Minor coastal flooding is likely to continue for at least another day or two along Palmetto State beaches, primarily caused by a phenomenon known as the “spring tide”.
The spring tide is not named for the season; it refers to a larger than average tidal range where high tide levels are high and low tide levels are low. A particularly high spring tide has become colloquially referred to as a “King Tide”. King Tides occur when the earth, sun, and moon are lined up and in relatively close proximity to one another, especially during the new moon phase, during the fall and early winter months.
The National Weather Service has issued Coastal Flood Warnings for the Lowcountry coastline through early Monday afternoon for moderate to major coastal flooding around the time of high tide. Coastal Flood Advisories are in effect for the Grand Strand through midday Monday. Coastal Flood Advisories are typically issued when minor to locally moderate coastal flooding is likely.

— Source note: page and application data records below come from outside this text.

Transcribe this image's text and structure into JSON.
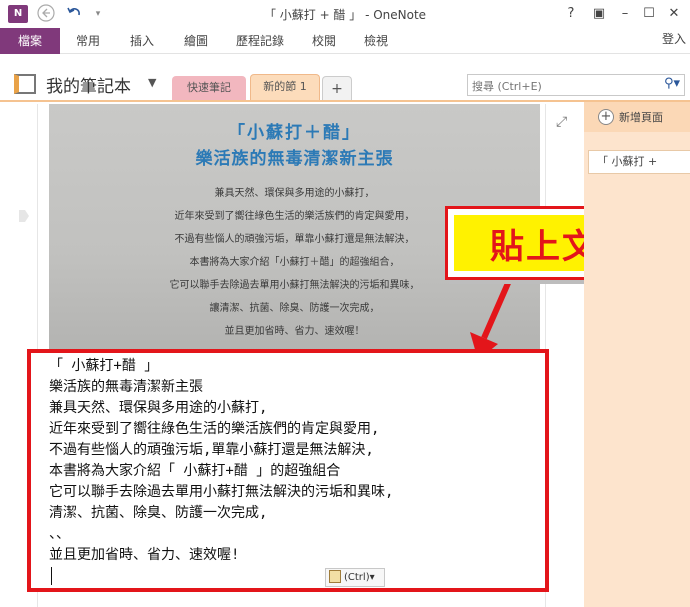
{
  "window": {
    "title": "「 小蘇打 + 醋 」 - OneNote",
    "app_icon": "N",
    "back_icon": "back-arrow-icon",
    "undo_icon": "undo-icon",
    "help": "?",
    "ribbon_display": "▣",
    "minimize": "–",
    "maximize": "☐",
    "close": "✕"
  },
  "ribbon": {
    "tabs": [
      "檔案",
      "常用",
      "插入",
      "繪圖",
      "歷程記錄",
      "校閱",
      "檢視"
    ],
    "login": "登入"
  },
  "notebook": {
    "name": "我的筆記本",
    "sections": [
      "快速筆記",
      "新的節 1"
    ],
    "add_section": "+",
    "search_placeholder": "搜尋 (Ctrl+E)"
  },
  "photo": {
    "title_line1": "「小蘇打＋醋」",
    "title_line2": "樂活族的無毒清潔新主張",
    "lines": [
      "兼具天然、環保與多用途的小蘇打，",
      "近年來受到了嚮往綠色生活的樂活族們的肯定與愛用，",
      "不過有些惱人的頑強污垢，單靠小蘇打還是無法解決，",
      "本書將為大家介紹「小蘇打＋醋」的超強組合，",
      "它可以聯手去除過去單用小蘇打無法解決的污垢和異味，",
      "讓清潔、抗菌、除臭、防護一次完成，",
      "並且更加省時、省力、速效喔！"
    ]
  },
  "callout": {
    "text": "貼上文字"
  },
  "pasted_text": {
    "lines": [
      "「 小蘇打+醋 」",
      "樂活族的無毒清潔新主張",
      "兼具天然、環保與多用途的小蘇打,",
      "近年來受到了嚮往綠色生活的樂活族們的肯定與愛用,",
      "不過有些惱人的頑強污垢,單靠小蘇打還是無法解決,",
      "本書將為大家介紹「 小蘇打+醋 」的超強組合",
      "它可以聯手去除過去單用小蘇打無法解決的污垢和異味,",
      "清潔、抗菌、除臭、防護一次完成,",
      "、、",
      "並且更加省時、省力、速效喔!"
    ],
    "paste_option": "(Ctrl)",
    "paste_chevron": "▾"
  },
  "right_panel": {
    "add_page": "新增頁面",
    "pages": [
      "「 小蘇打 +"
    ]
  },
  "colors": {
    "onenote_purple": "#80397b",
    "callout_red": "#e3151a",
    "callout_yellow": "#fff200",
    "page_panel": "#fde4cd"
  }
}
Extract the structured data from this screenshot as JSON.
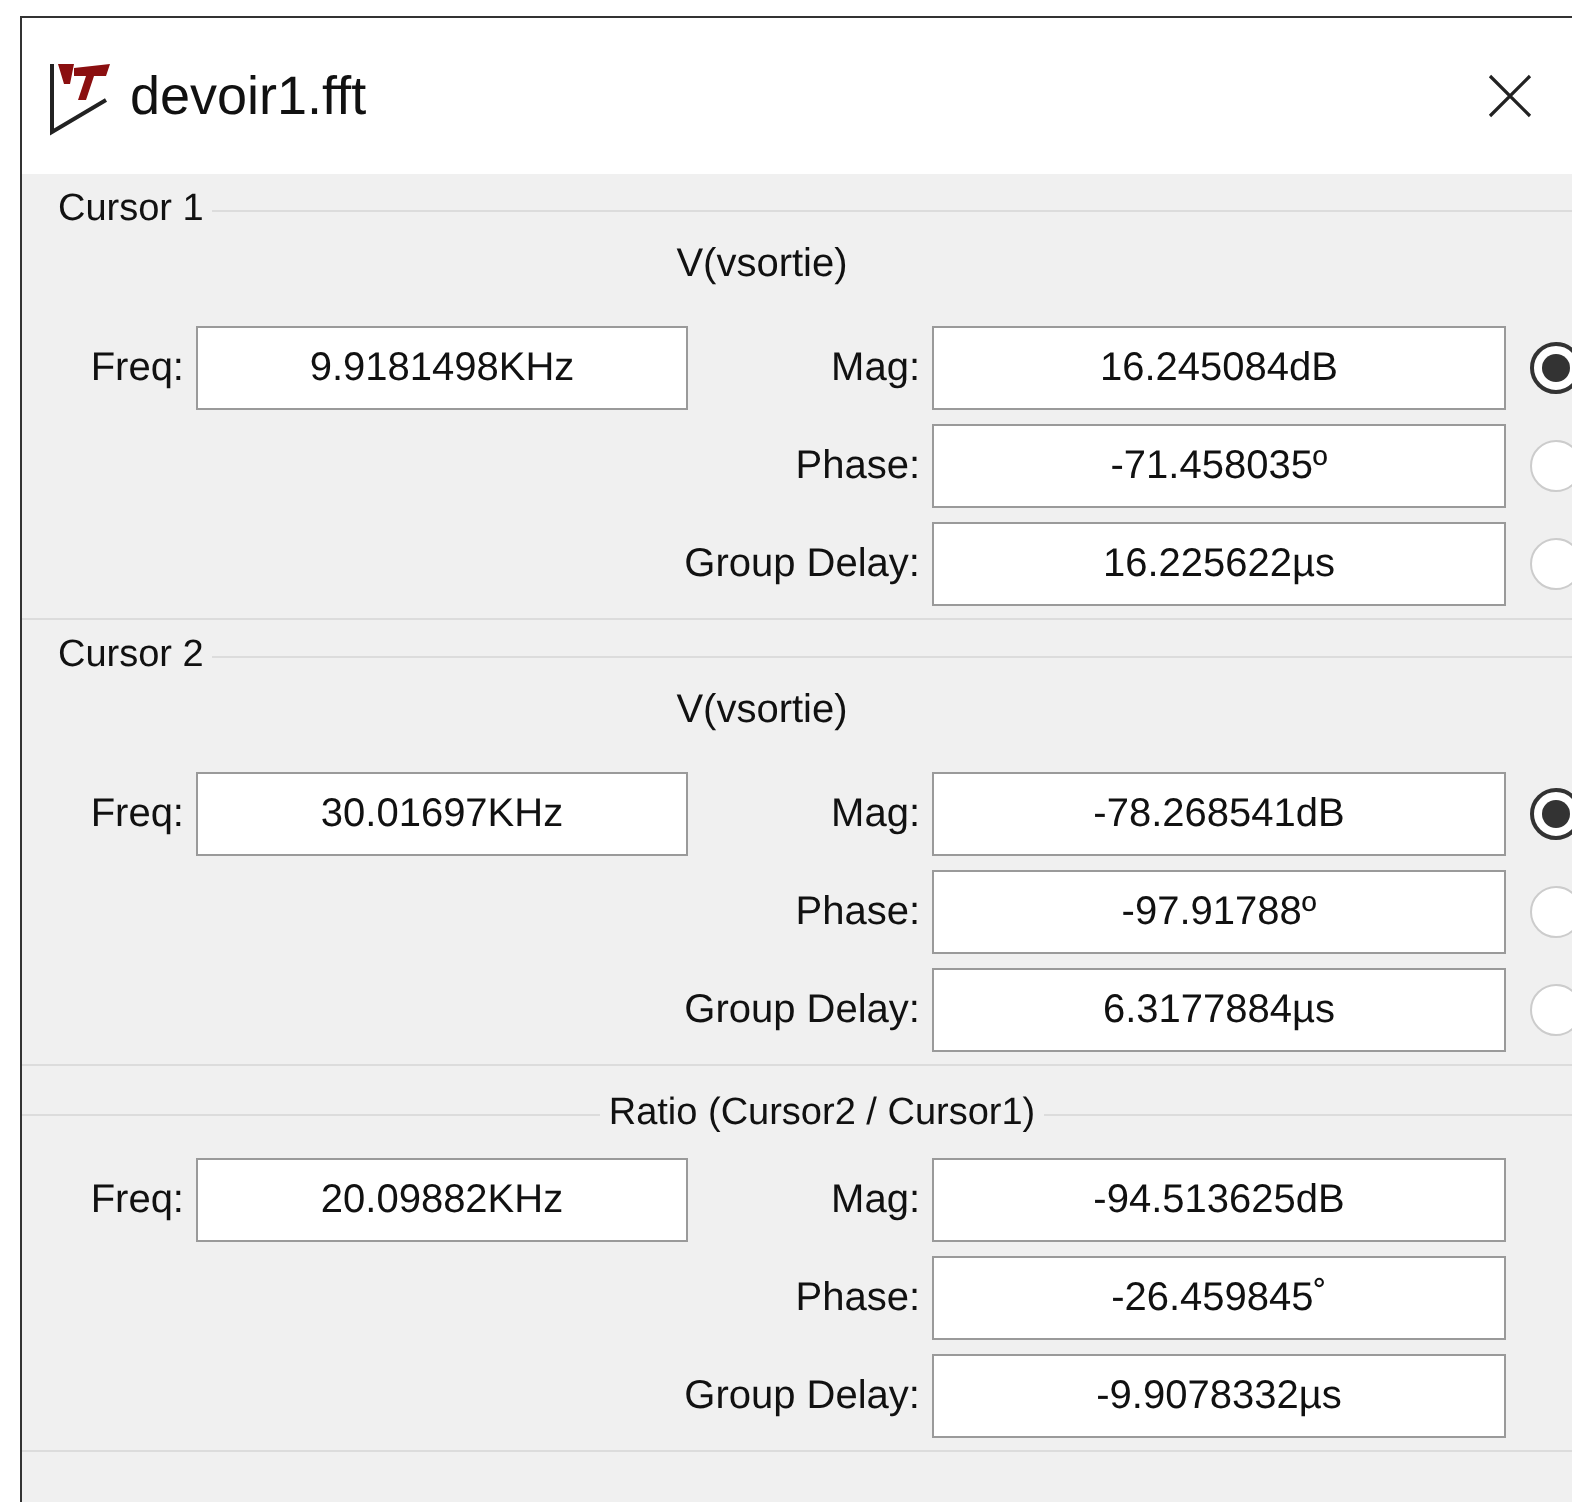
{
  "window": {
    "title": "devoir1.fft"
  },
  "sections": [
    {
      "kind": "cursor",
      "title": "Cursor 1",
      "signal": "V(vsortie)",
      "freq_label": "Freq:",
      "freq": "9.9181498KHz",
      "rows": [
        {
          "label": "Mag:",
          "value": "16.245084dB",
          "selected": true
        },
        {
          "label": "Phase:",
          "value": "-71.458035º",
          "selected": false
        },
        {
          "label": "Group Delay:",
          "value": "16.225622µs",
          "selected": false
        }
      ]
    },
    {
      "kind": "cursor",
      "title": "Cursor 2",
      "signal": "V(vsortie)",
      "freq_label": "Freq:",
      "freq": "30.01697KHz",
      "rows": [
        {
          "label": "Mag:",
          "value": "-78.268541dB",
          "selected": true
        },
        {
          "label": "Phase:",
          "value": "-97.91788º",
          "selected": false
        },
        {
          "label": "Group Delay:",
          "value": "6.3177884µs",
          "selected": false
        }
      ]
    },
    {
      "kind": "ratio",
      "title": "Ratio (Cursor2 / Cursor1)",
      "freq_label": "Freq:",
      "freq": "20.09882KHz",
      "rows": [
        {
          "label": "Mag:",
          "value": "-94.513625dB"
        },
        {
          "label": "Phase:",
          "value": "-26.459845˚"
        },
        {
          "label": "Group Delay:",
          "value": "-9.9078332µs"
        }
      ]
    }
  ]
}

The Charleston tide gauge is recording some of its highest tides on record, including a top 10 height for a non-tropical system on Sunday.
High tide peaked at 8.19 ft MLLW at the Charleston Harbor @noaaocean tide gauge at 10:12am. This ranks as the 14th highest tide on record and the 9th highest non-tropical tide. Historic crest rankings and other info available here https://t.co/cnhf6HV1My. #scwx #chswx pic.twitter.com/Yplof9Wy6I— NWS Charleston, SC (@NWSCharlestonSC) October 18, 2020
Persistent and strong easterly winds as a result of high pressure over New England and the Mid Atlantic states is also pushing water toward the Atlantic coastline. This weather pattern is forecast to continue for a few more days; however, high tide levels should begin to ease as we move farther away from the new moon phase. Forecasts continue to show minor flooding lasting until at least Wednesday in the Charleston area.
Other factors such as water level rises from climate change and increased development near the coast in recent decades are likely contributing to exposure from the flooding, as well.